“However, the response of the collective, supported by Jewish groups such as Jewish Voice for Peace and If Not Now, has made clear that the dispute which led to the individuals being asked to leave was not about them being Jewish. As a statement by Jewish Voice for Peace Chicago explained, “Many other Jews, including members of Jewish Voice for Peace Chicago, were present at Dyke March wearing Jewish symbols, including Stars of David, T-shirts with Hebrew, kippot, and sashes with Yiddish script, and none of them were asked to leave the event, interrogated about their politics, or were the target of any complaints because of their visible Jewish presence.”

The dispute, rather, was about the women’s vocal support for Israel. Dyke March is an anti-racist and pro-Palestinian event.

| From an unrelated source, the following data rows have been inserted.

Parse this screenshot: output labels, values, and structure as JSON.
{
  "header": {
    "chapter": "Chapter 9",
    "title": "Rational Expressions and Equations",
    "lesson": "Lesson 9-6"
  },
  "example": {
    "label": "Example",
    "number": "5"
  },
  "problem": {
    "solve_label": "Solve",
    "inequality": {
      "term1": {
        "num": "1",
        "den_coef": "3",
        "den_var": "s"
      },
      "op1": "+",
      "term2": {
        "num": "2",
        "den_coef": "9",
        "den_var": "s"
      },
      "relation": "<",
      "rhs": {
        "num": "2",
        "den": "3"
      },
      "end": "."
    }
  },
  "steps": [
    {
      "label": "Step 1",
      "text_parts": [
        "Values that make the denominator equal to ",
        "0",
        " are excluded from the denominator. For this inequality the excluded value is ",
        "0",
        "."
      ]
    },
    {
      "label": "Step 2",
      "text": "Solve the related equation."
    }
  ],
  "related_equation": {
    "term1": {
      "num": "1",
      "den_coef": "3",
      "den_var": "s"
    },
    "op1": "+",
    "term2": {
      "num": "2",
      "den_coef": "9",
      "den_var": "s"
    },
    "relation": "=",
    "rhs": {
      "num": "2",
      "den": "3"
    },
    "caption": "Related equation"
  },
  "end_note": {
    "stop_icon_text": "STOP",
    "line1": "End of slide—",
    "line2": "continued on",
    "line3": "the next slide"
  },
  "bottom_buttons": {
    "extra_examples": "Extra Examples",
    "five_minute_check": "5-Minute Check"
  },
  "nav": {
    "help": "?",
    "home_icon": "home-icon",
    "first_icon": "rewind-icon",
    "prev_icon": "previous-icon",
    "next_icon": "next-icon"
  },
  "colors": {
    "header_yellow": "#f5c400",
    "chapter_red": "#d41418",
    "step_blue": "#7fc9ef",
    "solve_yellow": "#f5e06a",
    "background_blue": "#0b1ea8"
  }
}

The Dyke March Collective’s statement on the events explains that the people they later removed were disrupting pro-Palestine chants–“replacing the word “Palestine” with “everywhere,” saying: “From everywhere to Mexico, border walls have got to go.” Even after this had happened, organizers sought to reduce tensions so the pro-Israel marchers could remain at the event, rather than asking them to leave at once–the expulsion happened at the rally after the two-mile march was over.” More here.